** DATA SUPPLIED follows **

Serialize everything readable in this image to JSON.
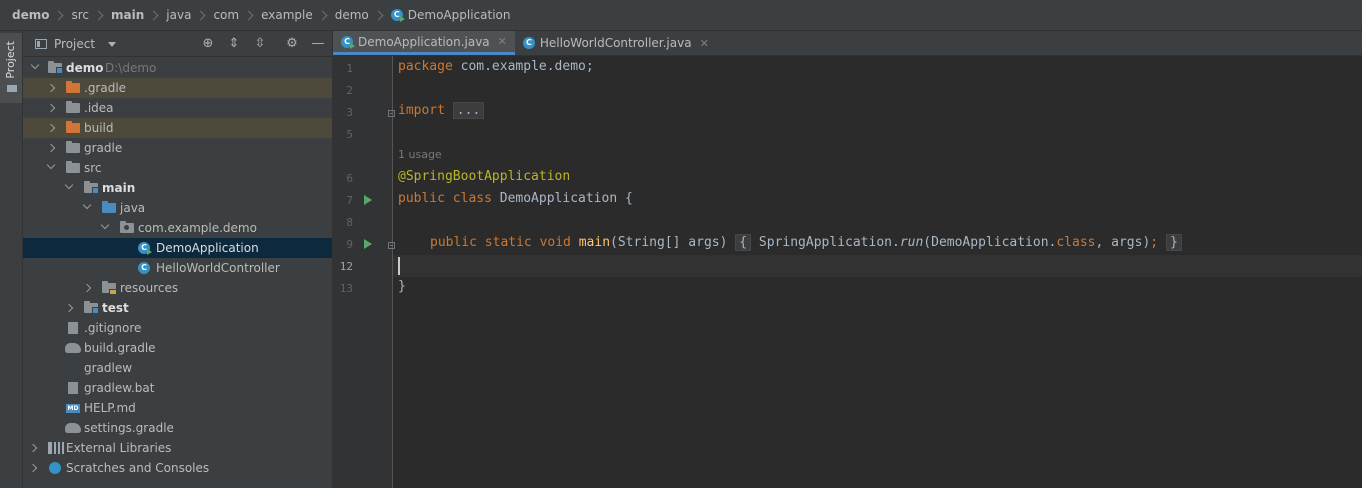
{
  "breadcrumb": [
    {
      "label": "demo",
      "bold": true
    },
    {
      "label": "src",
      "bold": false
    },
    {
      "label": "main",
      "bold": true
    },
    {
      "label": "java",
      "bold": false
    },
    {
      "label": "com",
      "bold": false
    },
    {
      "label": "example",
      "bold": false
    },
    {
      "label": "demo",
      "bold": false
    },
    {
      "label": "DemoApplication",
      "bold": false
    }
  ],
  "left_strip": {
    "label": "Project"
  },
  "project": {
    "title": "Project",
    "tree": [
      {
        "label": "demo",
        "path": "D:\\demo",
        "bold": true
      },
      {
        "label": ".gradle"
      },
      {
        "label": ".idea"
      },
      {
        "label": "build"
      },
      {
        "label": "gradle"
      },
      {
        "label": "src"
      },
      {
        "label": "main",
        "bold": true
      },
      {
        "label": "java"
      },
      {
        "label": "com.example.demo"
      },
      {
        "label": "DemoApplication"
      },
      {
        "label": "HelloWorldController"
      },
      {
        "label": "resources"
      },
      {
        "label": "test",
        "bold": true
      },
      {
        "label": ".gitignore"
      },
      {
        "label": "build.gradle"
      },
      {
        "label": "gradlew"
      },
      {
        "label": "gradlew.bat"
      },
      {
        "label": "HELP.md"
      },
      {
        "label": "settings.gradle"
      },
      {
        "label": "External Libraries"
      },
      {
        "label": "Scratches and Consoles"
      }
    ]
  },
  "tabs": [
    {
      "label": "DemoApplication.java",
      "active": true
    },
    {
      "label": "HelloWorldController.java",
      "active": false
    }
  ],
  "editor": {
    "line_numbers": [
      "1",
      "2",
      "3",
      "5",
      "6",
      "7",
      "8",
      "9",
      "12",
      "13"
    ],
    "usage_hint": "1 usage",
    "code": {
      "l1_kw": "package",
      "l1_rest": " com.example.demo;",
      "l3_kw": "import",
      "l3_fold": "...",
      "l6_ann": "@SpringBootApplication",
      "l7_kw": "public class",
      "l7_rest": " DemoApplication {",
      "l9_kw": "public static void",
      "l9_fn": "main",
      "l9_args": "(String[] args) ",
      "l9_open": "{",
      "l9_call": "SpringApplication.",
      "l9_run": "run",
      "l9_p1": "(DemoApplication.",
      "l9_class": "class",
      "l9_p2": ", args)",
      "l9_semi": ";",
      "l9_close": "}",
      "l13": "}"
    }
  }
}
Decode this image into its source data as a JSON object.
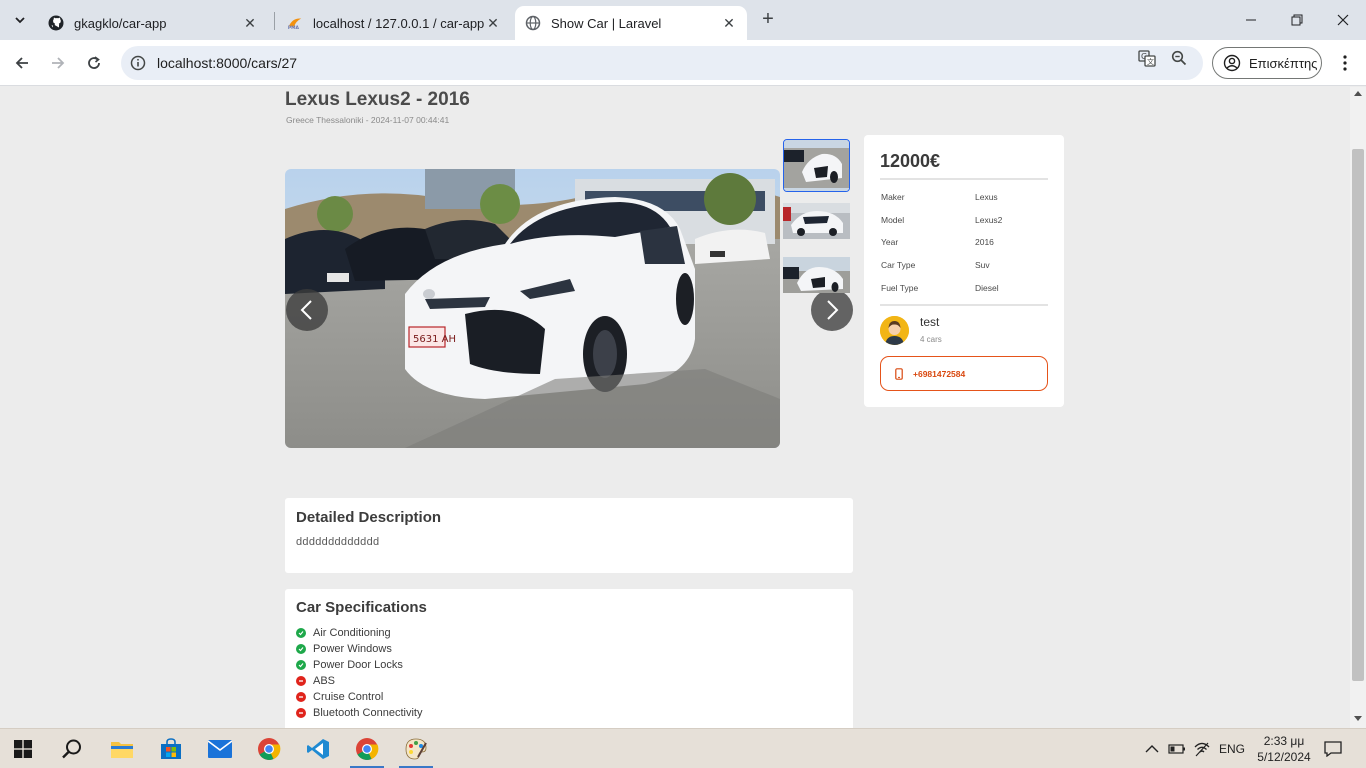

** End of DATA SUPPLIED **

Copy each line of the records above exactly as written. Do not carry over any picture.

▸ ANSWER TO THIS PROBLEM:
Serialize everything readable in this image to JSON.
{
  "breadcrumb": [
    {
      "label": "demo",
      "bold": true
    },
    {
      "label": "src",
      "bold": false
    },
    {
      "label": "main",
      "bold": true
    },
    {
      "label": "java",
      "bold": false
    },
    {
      "label": "com",
      "bold": false
    },
    {
      "label": "example",
      "bold": false
    },
    {
      "label": "demo",
      "bold": false
    },
    {
      "label": "DemoApplication",
      "bold": false
    }
  ],
  "left_strip": {
    "label": "Project"
  },
  "project": {
    "title": "Project",
    "tree": [
      {
        "label": "demo",
        "path": "D:\\demo",
        "bold": true
      },
      {
        "label": ".gradle"
      },
      {
        "label": ".idea"
      },
      {
        "label": "build"
      },
      {
        "label": "gradle"
      },
      {
        "label": "src"
      },
      {
        "label": "main",
        "bold": true
      },
      {
        "label": "java"
      },
      {
        "label": "com.example.demo"
      },
      {
        "label": "DemoApplication"
      },
      {
        "label": "HelloWorldController"
      },
      {
        "label": "resources"
      },
      {
        "label": "test",
        "bold": true
      },
      {
        "label": ".gitignore"
      },
      {
        "label": "build.gradle"
      },
      {
        "label": "gradlew"
      },
      {
        "label": "gradlew.bat"
      },
      {
        "label": "HELP.md"
      },
      {
        "label": "settings.gradle"
      },
      {
        "label": "External Libraries"
      },
      {
        "label": "Scratches and Consoles"
      }
    ]
  },
  "tabs": [
    {
      "label": "DemoApplication.java",
      "active": true
    },
    {
      "label": "HelloWorldController.java",
      "active": false
    }
  ],
  "editor": {
    "line_numbers": [
      "1",
      "2",
      "3",
      "5",
      "6",
      "7",
      "8",
      "9",
      "12",
      "13"
    ],
    "usage_hint": "1 usage",
    "code": {
      "l1_kw": "package",
      "l1_rest": " com.example.demo;",
      "l3_kw": "import",
      "l3_fold": "...",
      "l6_ann": "@SpringBootApplication",
      "l7_kw": "public class",
      "l7_rest": " DemoApplication {",
      "l9_kw": "public static void",
      "l9_fn": "main",
      "l9_args": "(String[] args) ",
      "l9_open": "{",
      "l9_call": "SpringApplication.",
      "l9_run": "run",
      "l9_p1": "(DemoApplication.",
      "l9_class": "class",
      "l9_p2": ", args)",
      "l9_semi": ";",
      "l9_close": "}",
      "l13": "}"
    }
  }
}
Decode this image into its source data as a JSON object.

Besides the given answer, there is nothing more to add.